═══ EXTRACTED DATA
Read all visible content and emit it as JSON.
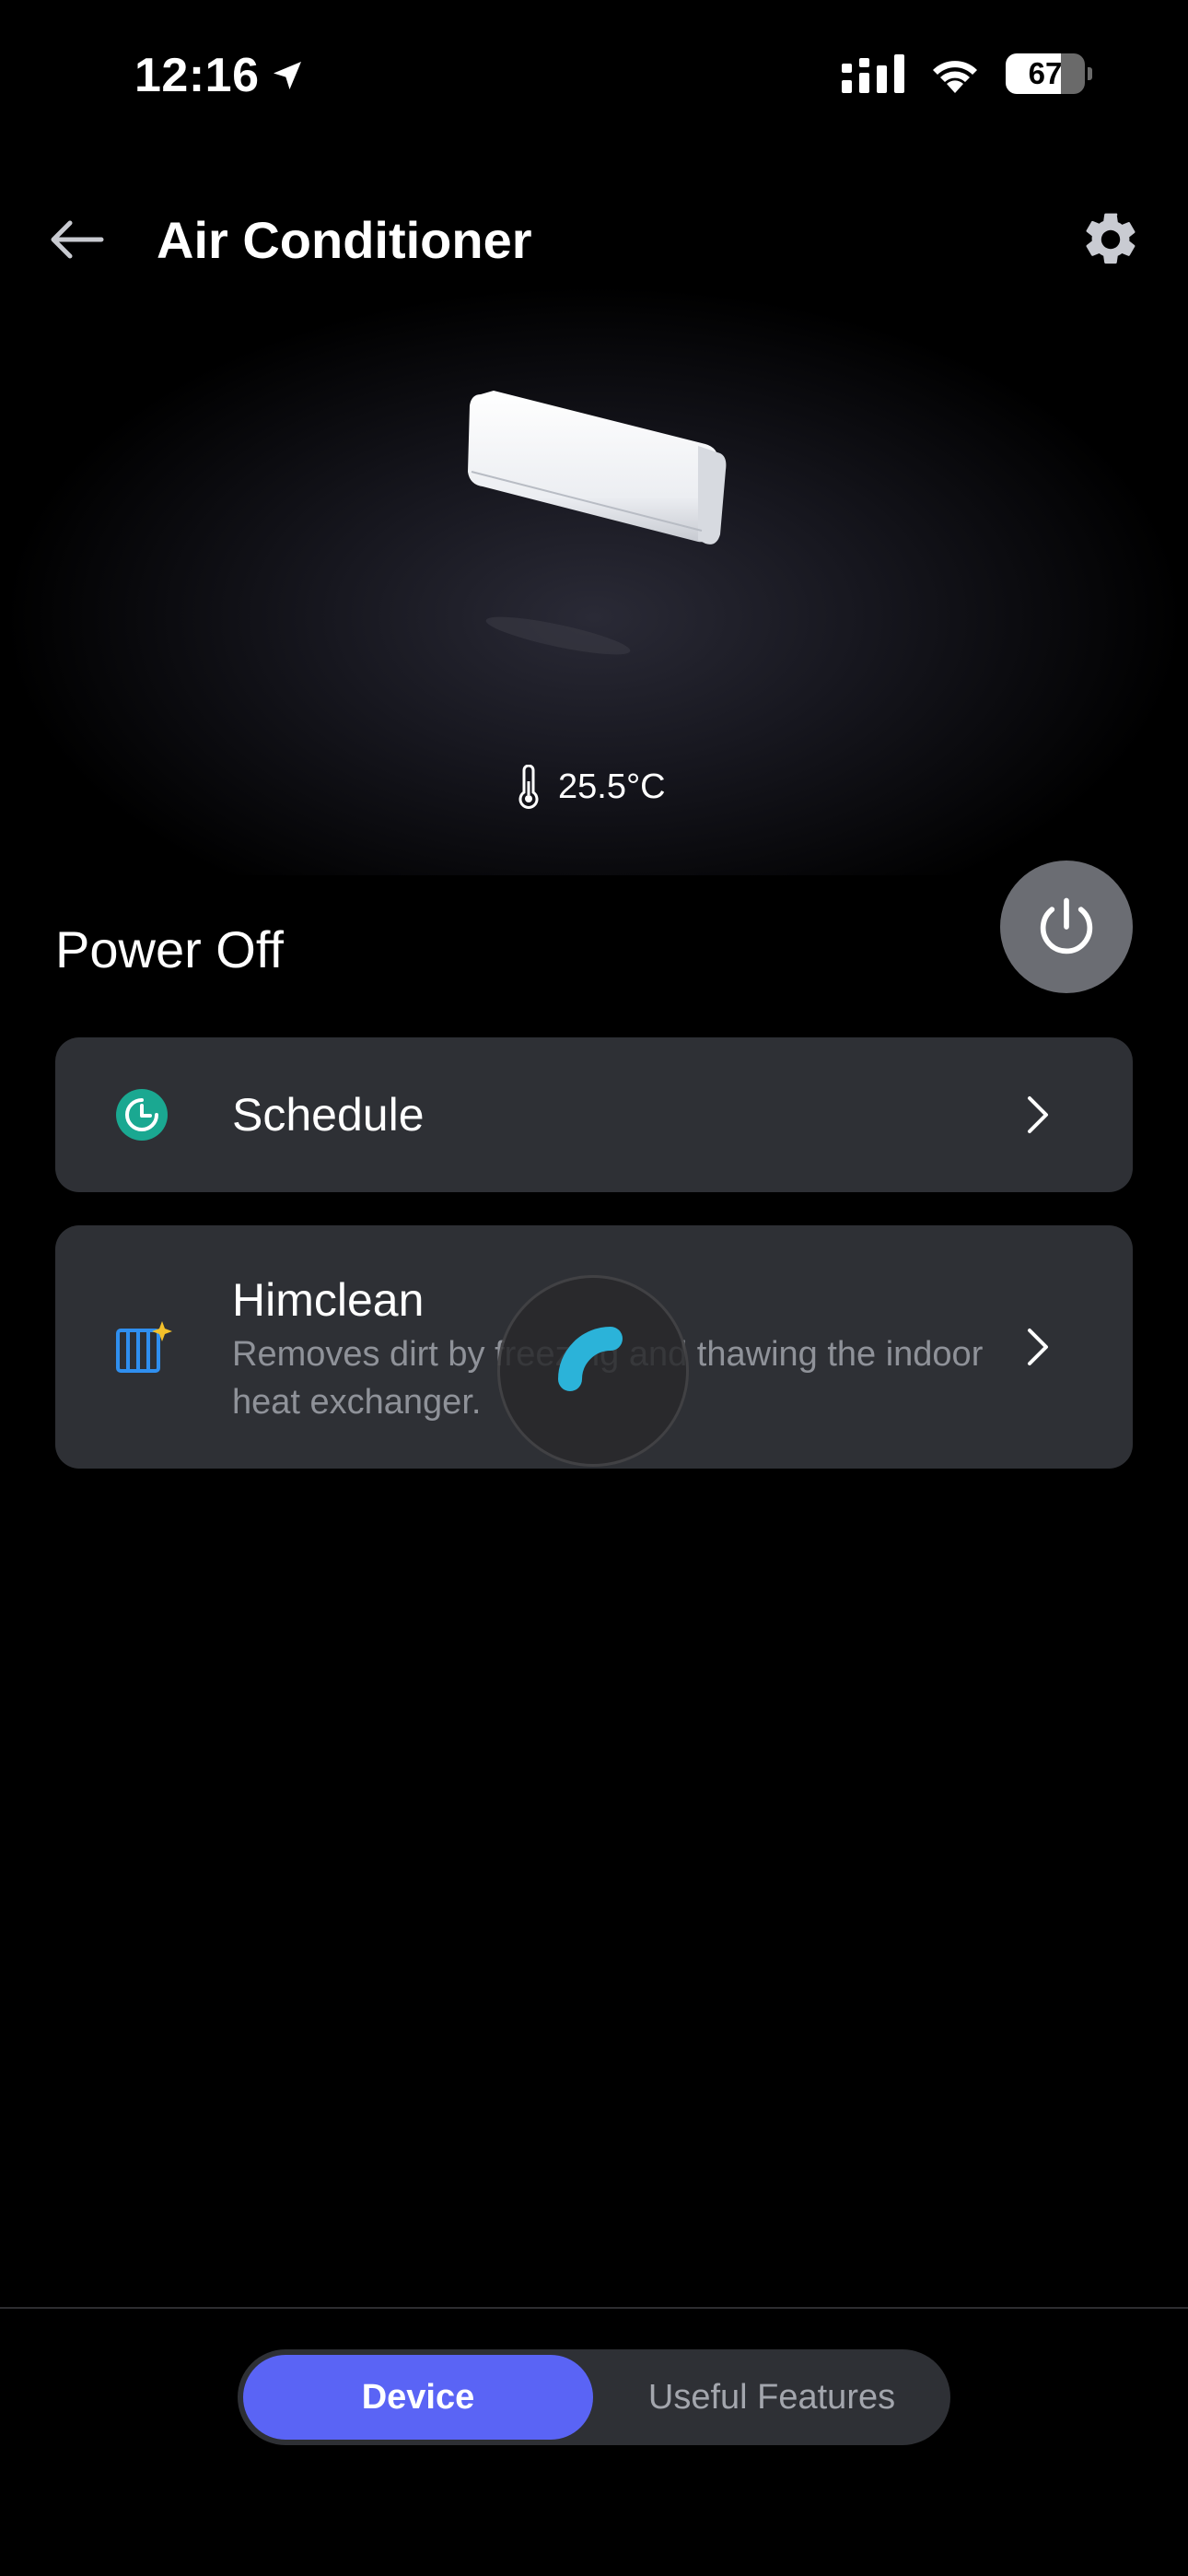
{
  "status_bar": {
    "time": "12:16",
    "battery": "67"
  },
  "header": {
    "title": "Air Conditioner"
  },
  "device": {
    "temperature": "25.5°C",
    "power_status": "Power Off"
  },
  "cards": [
    {
      "title": "Schedule"
    },
    {
      "title": "Himclean",
      "description": "Removes dirt by freezing and thawing the indoor heat exchanger."
    }
  ],
  "tabs": {
    "device": "Device",
    "useful_features": "Useful Features"
  },
  "colors": {
    "accent": "#5a64f5",
    "schedule_icon": "#1aa891",
    "himclean_icon": "#2f8ff0",
    "spinner": "#2bb3d9",
    "card_bg": "#2e3035"
  }
}
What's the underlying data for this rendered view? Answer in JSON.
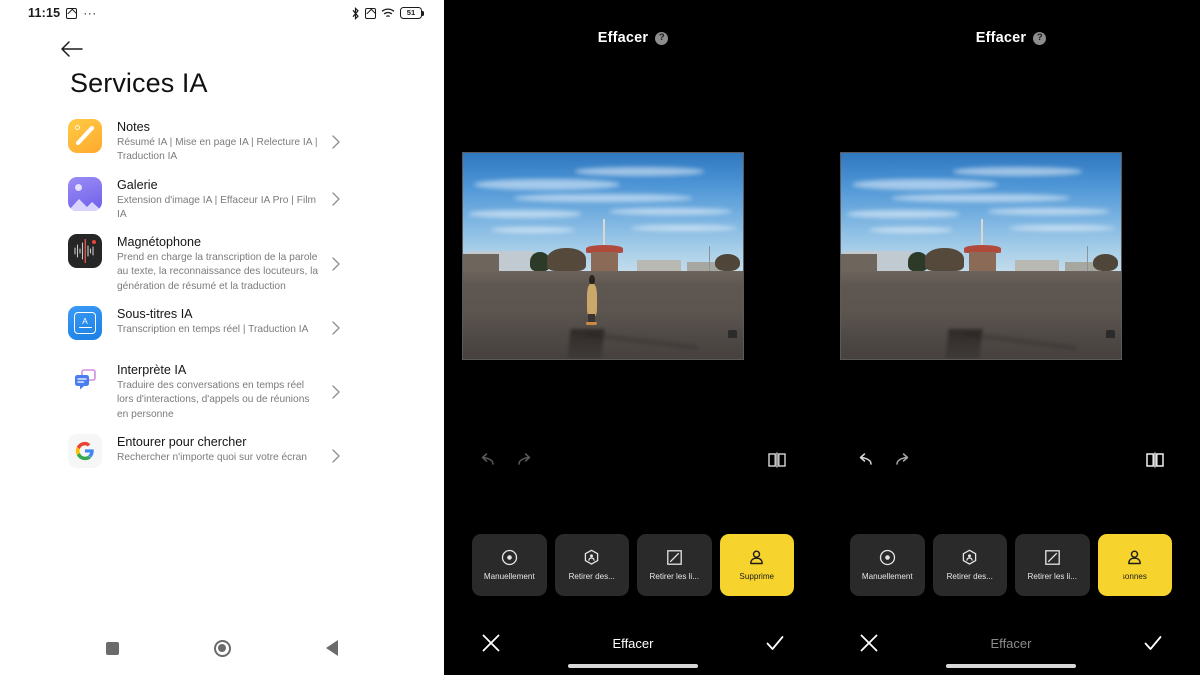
{
  "settings_screen": {
    "status_bar": {
      "clock": "11:15",
      "icons": [
        "vibrate-icon",
        "overflow-dots-icon",
        "bluetooth-icon",
        "mute-icon",
        "wifi-icon",
        "battery-icon"
      ],
      "battery_level": "51"
    },
    "back_label": "back-arrow",
    "title": "Services IA",
    "items": [
      {
        "icon": "notes-app-icon",
        "title": "Notes",
        "subtitle": "Résumé IA | Mise en page IA | Relecture IA | Traduction IA"
      },
      {
        "icon": "gallery-app-icon",
        "title": "Galerie",
        "subtitle": "Extension d'image IA | Effaceur IA Pro | Film IA"
      },
      {
        "icon": "recorder-app-icon",
        "title": "Magnétophone",
        "subtitle": "Prend en charge la transcription de la parole au texte, la reconnaissance des locuteurs, la génération de résumé et la traduction"
      },
      {
        "icon": "subtitles-app-icon",
        "title": "Sous-titres IA",
        "subtitle": "Transcription en temps réel | Traduction IA"
      },
      {
        "icon": "interpreter-app-icon",
        "title": "Interprète IA",
        "subtitle": "Traduire des conversations en temps réel lors d'interactions, d'appels ou de réunions en personne"
      },
      {
        "icon": "google-icon",
        "title": "Entourer pour chercher",
        "subtitle": "Rechercher n'importe quoi sur votre écran"
      }
    ],
    "nav_bar": [
      "recents-button",
      "home-button",
      "back-button"
    ]
  },
  "editor_before": {
    "header_title": "Effacer",
    "help_icon": "?",
    "photo_alt": "Place publique avec ciel bleu, carrousel au loin et une personne en manteau beige au centre",
    "undo_label": "undo-icon",
    "redo_label": "redo-icon",
    "compare_label": "compare-icon",
    "tools": [
      {
        "icon": "circle-dot-icon",
        "label": "Manuellement",
        "active": false
      },
      {
        "icon": "hexagon-person-icon",
        "label": "Retirer des...",
        "active": false
      },
      {
        "icon": "square-diagonal-icon",
        "label": "Retirer les li...",
        "active": false
      },
      {
        "icon": "person-icon",
        "label": "Supprime",
        "active": true
      }
    ],
    "cancel_label": "close-icon",
    "action_label": "Effacer",
    "confirm_label": "check-icon"
  },
  "editor_after": {
    "header_title": "Effacer",
    "help_icon": "?",
    "photo_alt": "Même place publique, la personne a été supprimée par l'effaceur IA",
    "undo_label": "undo-icon",
    "redo_label": "redo-icon",
    "compare_label": "compare-icon",
    "tools": [
      {
        "icon": "circle-dot-icon",
        "label": "Manuellement",
        "active": false
      },
      {
        "icon": "hexagon-person-icon",
        "label": "Retirer des...",
        "active": false
      },
      {
        "icon": "square-diagonal-icon",
        "label": "Retirer les li...",
        "active": false
      },
      {
        "icon": "person-icon",
        "label": "ersonnes",
        "active": true
      }
    ],
    "cancel_label": "close-icon",
    "action_label": "Effacer",
    "confirm_label": "check-icon"
  },
  "colors": {
    "accent_yellow": "#f6d32d",
    "tool_bg": "#2a2a2a",
    "editor_bg": "#000000",
    "settings_bg": "#ffffff",
    "subtitle_gray": "#7b7b7b"
  }
}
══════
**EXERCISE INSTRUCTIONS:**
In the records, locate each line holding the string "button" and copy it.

**TASK ANSWER:**
      "recents-button",
      "home-button",
      "back-button"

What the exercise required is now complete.